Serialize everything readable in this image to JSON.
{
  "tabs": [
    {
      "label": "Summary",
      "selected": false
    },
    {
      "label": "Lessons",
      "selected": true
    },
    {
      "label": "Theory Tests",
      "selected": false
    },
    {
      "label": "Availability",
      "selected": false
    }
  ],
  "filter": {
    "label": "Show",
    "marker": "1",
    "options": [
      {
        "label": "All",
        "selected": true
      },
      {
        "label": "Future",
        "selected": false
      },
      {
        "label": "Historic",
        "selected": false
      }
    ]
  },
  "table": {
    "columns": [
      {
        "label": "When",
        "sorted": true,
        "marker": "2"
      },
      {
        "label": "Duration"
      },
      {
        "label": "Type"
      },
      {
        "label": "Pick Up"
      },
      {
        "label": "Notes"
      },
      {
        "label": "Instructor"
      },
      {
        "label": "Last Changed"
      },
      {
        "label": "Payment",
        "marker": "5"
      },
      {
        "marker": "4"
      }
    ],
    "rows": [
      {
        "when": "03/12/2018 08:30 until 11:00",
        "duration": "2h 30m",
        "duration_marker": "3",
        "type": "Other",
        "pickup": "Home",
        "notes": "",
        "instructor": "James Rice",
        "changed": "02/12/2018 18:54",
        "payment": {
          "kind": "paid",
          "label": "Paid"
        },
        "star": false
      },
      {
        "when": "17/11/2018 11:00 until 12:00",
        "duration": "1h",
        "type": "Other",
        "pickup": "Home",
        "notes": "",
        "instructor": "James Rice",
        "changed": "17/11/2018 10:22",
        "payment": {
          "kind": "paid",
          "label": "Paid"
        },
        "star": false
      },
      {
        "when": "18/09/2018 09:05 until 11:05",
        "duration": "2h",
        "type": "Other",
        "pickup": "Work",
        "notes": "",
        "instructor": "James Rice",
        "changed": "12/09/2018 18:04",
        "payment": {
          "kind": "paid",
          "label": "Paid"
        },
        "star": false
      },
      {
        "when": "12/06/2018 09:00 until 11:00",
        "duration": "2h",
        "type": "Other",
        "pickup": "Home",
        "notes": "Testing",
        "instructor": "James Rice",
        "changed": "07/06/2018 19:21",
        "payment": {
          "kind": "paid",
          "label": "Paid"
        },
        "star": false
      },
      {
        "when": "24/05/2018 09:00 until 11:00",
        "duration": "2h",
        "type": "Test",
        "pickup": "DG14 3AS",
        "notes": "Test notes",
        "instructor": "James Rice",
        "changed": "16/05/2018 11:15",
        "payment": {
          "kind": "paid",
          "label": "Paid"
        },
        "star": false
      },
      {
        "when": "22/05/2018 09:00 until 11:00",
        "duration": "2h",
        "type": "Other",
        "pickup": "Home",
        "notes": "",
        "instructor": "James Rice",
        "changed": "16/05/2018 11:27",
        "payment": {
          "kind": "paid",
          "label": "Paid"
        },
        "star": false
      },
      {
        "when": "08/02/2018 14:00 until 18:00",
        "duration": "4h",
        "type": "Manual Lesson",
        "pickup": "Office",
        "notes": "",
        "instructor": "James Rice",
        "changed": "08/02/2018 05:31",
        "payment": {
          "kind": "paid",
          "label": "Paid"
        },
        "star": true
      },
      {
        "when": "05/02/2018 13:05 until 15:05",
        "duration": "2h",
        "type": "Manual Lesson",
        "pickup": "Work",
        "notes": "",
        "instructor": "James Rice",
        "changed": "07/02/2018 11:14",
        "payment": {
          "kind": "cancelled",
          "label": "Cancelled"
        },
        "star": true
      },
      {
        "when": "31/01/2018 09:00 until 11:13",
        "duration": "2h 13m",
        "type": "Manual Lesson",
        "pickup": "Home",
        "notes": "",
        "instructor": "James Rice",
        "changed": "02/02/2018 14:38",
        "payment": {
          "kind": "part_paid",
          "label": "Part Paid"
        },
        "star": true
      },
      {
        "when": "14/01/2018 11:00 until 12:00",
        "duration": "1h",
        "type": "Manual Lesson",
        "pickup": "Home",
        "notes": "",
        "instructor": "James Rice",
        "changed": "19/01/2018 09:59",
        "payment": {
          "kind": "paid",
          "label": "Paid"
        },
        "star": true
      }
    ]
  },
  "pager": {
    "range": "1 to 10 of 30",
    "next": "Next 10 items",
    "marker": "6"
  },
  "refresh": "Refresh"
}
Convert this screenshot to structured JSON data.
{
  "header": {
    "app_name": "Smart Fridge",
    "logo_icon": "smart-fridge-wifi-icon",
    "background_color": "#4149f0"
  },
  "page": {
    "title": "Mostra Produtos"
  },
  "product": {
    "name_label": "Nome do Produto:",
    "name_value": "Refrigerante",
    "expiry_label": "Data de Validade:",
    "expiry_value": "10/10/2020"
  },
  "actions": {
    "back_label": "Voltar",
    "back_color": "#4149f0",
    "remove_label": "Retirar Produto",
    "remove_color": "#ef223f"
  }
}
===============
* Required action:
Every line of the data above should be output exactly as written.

* Answer to this problem:
Serialize everything readable in this image to JSON.
{
  "tabs": [
    {
      "label": "Summary",
      "selected": false
    },
    {
      "label": "Lessons",
      "selected": true
    },
    {
      "label": "Theory Tests",
      "selected": false
    },
    {
      "label": "Availability",
      "selected": false
    }
  ],
  "filter": {
    "label": "Show",
    "marker": "1",
    "options": [
      {
        "label": "All",
        "selected": true
      },
      {
        "label": "Future",
        "selected": false
      },
      {
        "label": "Historic",
        "selected": false
      }
    ]
  },
  "table": {
    "columns": [
      {
        "label": "When",
        "sorted": true,
        "marker": "2"
      },
      {
        "label": "Duration"
      },
      {
        "label": "Type"
      },
      {
        "label": "Pick Up"
      },
      {
        "label": "Notes"
      },
      {
        "label": "Instructor"
      },
      {
        "label": "Last Changed"
      },
      {
        "label": "Payment",
        "marker": "5"
      },
      {
        "marker": "4"
      }
    ],
    "rows": [
      {
        "when": "03/12/2018 08:30 until 11:00",
        "duration": "2h 30m",
        "duration_marker": "3",
        "type": "Other",
        "pickup": "Home",
        "notes": "",
        "instructor": "James Rice",
        "changed": "02/12/2018 18:54",
        "payment": {
          "kind": "paid",
          "label": "Paid"
        },
        "star": false
      },
      {
        "when": "17/11/2018 11:00 until 12:00",
        "duration": "1h",
        "type": "Other",
        "pickup": "Home",
        "notes": "",
        "instructor": "James Rice",
        "changed": "17/11/2018 10:22",
        "payment": {
          "kind": "paid",
          "label": "Paid"
        },
        "star": false
      },
      {
        "when": "18/09/2018 09:05 until 11:05",
        "duration": "2h",
        "type": "Other",
        "pickup": "Work",
        "notes": "",
        "instructor": "James Rice",
        "changed": "12/09/2018 18:04",
        "payment": {
          "kind": "paid",
          "label": "Paid"
        },
        "star": false
      },
      {
        "when": "12/06/2018 09:00 until 11:00",
        "duration": "2h",
        "type": "Other",
        "pickup": "Home",
        "notes": "Testing",
        "instructor": "James Rice",
        "changed": "07/06/2018 19:21",
        "payment": {
          "kind": "paid",
          "label": "Paid"
        },
        "star": false
      },
      {
        "when": "24/05/2018 09:00 until 11:00",
        "duration": "2h",
        "type": "Test",
        "pickup": "DG14 3AS",
        "notes": "Test notes",
        "instructor": "James Rice",
        "changed": "16/05/2018 11:15",
        "payment": {
          "kind": "paid",
          "label": "Paid"
        },
        "star": false
      },
      {
        "when": "22/05/2018 09:00 until 11:00",
        "duration": "2h",
        "type": "Other",
        "pickup": "Home",
        "notes": "",
        "instructor": "James Rice",
        "changed": "16/05/2018 11:27",
        "payment": {
          "kind": "paid",
          "label": "Paid"
        },
        "star": false
      },
      {
        "when": "08/02/2018 14:00 until 18:00",
        "duration": "4h",
        "type": "Manual Lesson",
        "pickup": "Office",
        "notes": "",
        "instructor": "James Rice",
        "changed": "08/02/2018 05:31",
        "payment": {
          "kind": "paid",
          "label": "Paid"
        },
        "star": true
      },
      {
        "when": "05/02/2018 13:05 until 15:05",
        "duration": "2h",
        "type": "Manual Lesson",
        "pickup": "Work",
        "notes": "",
        "instructor": "James Rice",
        "changed": "07/02/2018 11:14",
        "payment": {
          "kind": "cancelled",
          "label": "Cancelled"
        },
        "star": true
      },
      {
        "when": "31/01/2018 09:00 until 11:13",
        "duration": "2h 13m",
        "type": "Manual Lesson",
        "pickup": "Home",
        "notes": "",
        "instructor": "James Rice",
        "changed": "02/02/2018 14:38",
        "payment": {
          "kind": "part_paid",
          "label": "Part Paid"
        },
        "star": true
      },
      {
        "when": "14/01/2018 11:00 until 12:00",
        "duration": "1h",
        "type": "Manual Lesson",
        "pickup": "Home",
        "notes": "",
        "instructor": "James Rice",
        "changed": "19/01/2018 09:59",
        "payment": {
          "kind": "paid",
          "label": "Paid"
        },
        "star": true
      }
    ]
  },
  "pager": {
    "range": "1 to 10 of 30",
    "next": "Next 10 items",
    "marker": "6"
  },
  "refresh": "Refresh"
}
Convert this screenshot to structured JSON data.
{
  "header": {
    "app_name": "Smart Fridge",
    "logo_icon": "smart-fridge-wifi-icon",
    "background_color": "#4149f0"
  },
  "page": {
    "title": "Mostra Produtos"
  },
  "product": {
    "name_label": "Nome do Produto:",
    "name_value": "Refrigerante",
    "expiry_label": "Data de Validade:",
    "expiry_value": "10/10/2020"
  },
  "actions": {
    "back_label": "Voltar",
    "back_color": "#4149f0",
    "remove_label": "Retirar Produto",
    "remove_color": "#ef223f"
  }
}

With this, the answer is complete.